Once we “identify” the missing link, a bit of outreach needs to be done. Who is the author of the article? How do we find him/her? Is he/she affiliated with the website our mention is on?

In our case, identifying the author of the unlinked mention is an easy job as all the details were mentioned on the website. As you can see in the screenshot below, we can find a few things about the author and we can even search for him on the social networks.


Now that we have all the details, we can contact him, build a relationship, and ask him to add a link to the article. This way, we can obtain a high-quality link and potentially gain a long-term relationship.


2. Community Engagement

No matter how large or small, a business is part of the community in which it operates.

It’s the law of nature that if you take something, you need to give something in return. But how does this lead to link opportunity? Let’s take Starbucks' example again.

One of Starbucks’ beliefs, declared by the company is Fair Trade, a quite important and trending matter. Fair Trade represents a comprehensive approach to ethical sourcing, using responsible purchasing practices; farmer support; economic, social and environmental standards; industry collaboration and community development programs.

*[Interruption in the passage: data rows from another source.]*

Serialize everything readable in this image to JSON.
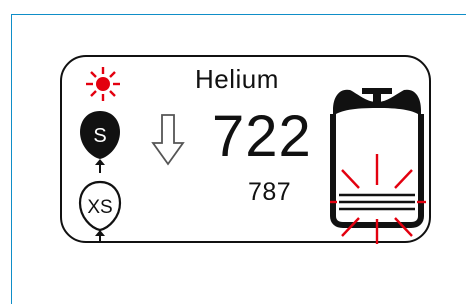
{
  "gas": {
    "name": "Helium",
    "value": "722",
    "secondary_value": "787"
  },
  "balloons": {
    "selected": {
      "label": "S"
    },
    "other": {
      "label": "XS"
    }
  },
  "icons": {
    "alert": "sun-burst-icon",
    "trend": "down-arrow-icon",
    "tank": "gas-cylinder-icon",
    "tank_alert": "cylinder-bottom-alert-icon"
  },
  "colors": {
    "frame": "#0f8ec8",
    "alert": "#e3000f",
    "ink": "#111111"
  }
}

In the glocalized world we are living in, fair trade is (or should be) a point of interest for all of us, regardless of the position we are: producers or consumers. And with Fair Trade being such an important matter, it wouldn’t be a bad idea for Starbucks to associate itself with events in this theme.

Search for “fair trade” in UK only and we seen that there were no fewer than 704 mentions in one week. Analyzing some of them, we notice that most relate to events that promote fair trade products, even events specialized in fair trade coffee.


In the screenshot below you can see an event from UK initiated by a student association where fair trade coffee is being promoted. It looks like a great event for Starbucks to associate itself with, and opportunity to lend their support.


Again, it's not just a high-quality link that is gained here but also community engagement that cannot be quantified in traffic stats or SEO value, but in a long term win-win relationship.

3. Monitor Competitors, Influencers and Topics

Monitoring competitors, topics, and influencers in your niche is always a good idea. Yet, how can you earn links through monitoring your niche?

Let’s say you are a travel agency in Canada interested in getting more and better links and therefore, more online visibility. You can always chose to take a look over the fence and spy on your competitors. Where do they have links, what strategies are they using, and what mentions are they receiving?

Let's take another example: Marlin Travel, a well-known travel agency in Canada.


We can see they are mentioned in quite a range of articles. For instance, one of the articles they are mentioned in is about a charity action centered around donating shoes to homeless women at their offices. A very nice thing to do which also creates a link opportunity.

The main topics and influencers in your niche can also be a great source of links.

As we take a look at the trending topics from “holiday destination” query in Canada we notice that political issues along with different destinations' local news are among the most discussed topics. Therefore, the main influencers in our niche could be reporters or writers affiliated with newspapers. Contacting them could be a great idea, not only for a link but for an overall marketing strategy.


As mentioned at the beginning of the article there is no single “success formula” in building high quality links, except perhaps an unconditional acceptance of how the digital marketing landscape is shaped, and how to successfully navigate it.

Perseverance, open mindedness, context adapting, and tenacity are the “weapons” that will help you get the links you deserve.

Razvan Gavrilas

Razvan Gavrilas is the Founder & Chief Architect of cognitiveSEO & BrandMentions, tools to help you monitor, research and improve your digital marketing. Razvan has over 15 years of internet marketing experience and has improved the digital marketing strategy for both small businesses and large enterprises.